If the sand is hard and compacted, like sandstone or sand quarry base, you can do the opposite.  I’m 5’6” so I tend to stand on the pegs a lot of the time anyway. But the best way to turn the bike in these conditions is to stand up and get your weight over the front of the bike by leaning forward so that your head is over the top yoke. Once you’re in this position, power slide the bike by using the throttle to make the bike lose traction at the rear wheel. The closer you can get to the steering point of the bike, the better. What you are aiming to do is make the bike fish tail, while ensuring you cover the clutch at all times. As with most big trail bikes, they have a huge amount of power, especially if your bike is fuel injected. Couple this with the 90/10 road/off-road tyres and it becomes quite easy to lose grip completely and drop the bike, so be a bit easier on the throttle in this case.

4. Be prepared in the corners

When you are cornering, either sat down or standing , when you lean the bike, always put the majority of weight on the outside foot peg so that if you do have to put your foot down, you can use your inside foot easily.

5. Use an O-ring chain

If you are going to ride your bike in extremely dusty or deep sandy conditions, make sure you use a good quality O-ring chain. Ensure there’s no white chain grease on it as it will attract dust, dirt and sand to stick to it. The consequences can be that the chain tightens up as the grit and debris will get in between the teeth on both the front and rear sprocket and pack the chain out. When the bike hits a bump, the suspension will compress, causing the chain to tighten up so tight that it can snap or put so much strain on the output shaft that it can make the seal leak.

6. Make the right tyre choices

It’s worth fitting knobbly tyres if you plan on going on a long trip with a lot of sand and gravel roads rather than tarmac roads. These give added grip when the terrain is loose. It’s also worth dropping the tyre pressures a couple of PSI as this helps on the more stony and rocky parts of trails.

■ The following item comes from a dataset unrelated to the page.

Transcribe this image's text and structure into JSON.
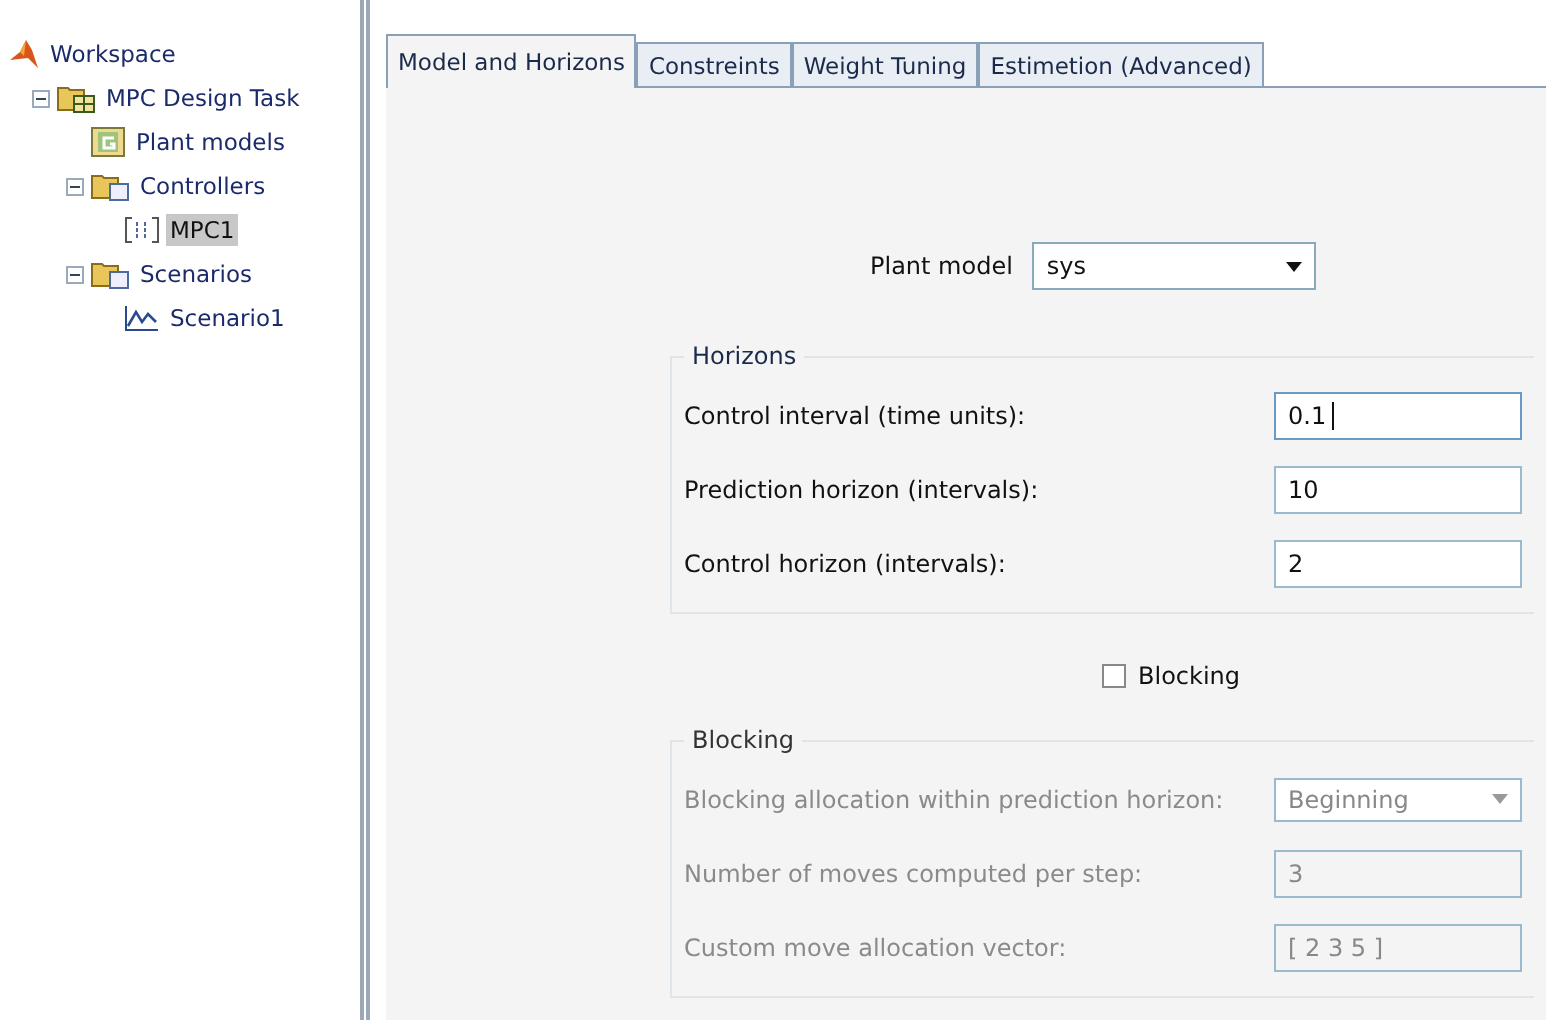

7. Double tube your tyres

If your bike has inner tubes (rather than having a tubeless design), you can double tube your tyres. This is where you cut an old tube around the centre and wrap it around the outside of the inflated tube. This acts as an outer skin to protect your inner tube from punctures, something you don’t want to be getting in the middle of the Sahara! You will also need to ensure the lock nut is screwed up against the valve cap to allow the tube to move inside the tyre.